Advances in medical technology mean, plain and simple, that people's lives can be sustained even when they are terminally ill and have no hope of leading an active, independent life. An advance directive is a document in which you give instructions about your health care and what you want done and not done if you can't speak for yourself. Advance directives are not complicated, typically consisting of short, simple statements expressing your values and choices. "Advance directive" is a term that includes health care directives, living wills, health care (medical) powers of attorney, and other personalized directives.

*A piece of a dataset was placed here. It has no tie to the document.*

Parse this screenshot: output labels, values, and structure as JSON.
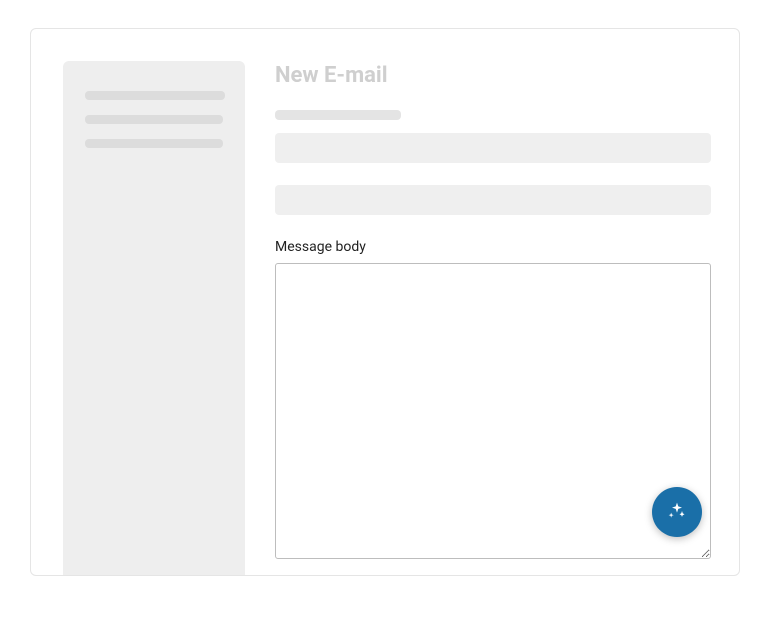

An advance directive, including a health care (medical) power of attorney, has no legal effect unless and until you lack the capacity to make health care decisions or to give consent for care. By expressing your wishes in advance, you help family or friends who might otherwise struggle to decide on their own what you would want done, a point that was amply illustrated by the Terry Schiavo case. Finally, advance directives aren't just something for old folks. The stakes are actually higher for younger people in that, if tragedy strikes, they might be kept alive for decades in a condition they would not want. Everyone should consider preparing an advance directive; it can provide comfort to family members at a difficult time. Also, an advance directive can save a lot of money. The cost of keeping someone alive by artificial means can drain a family's estate.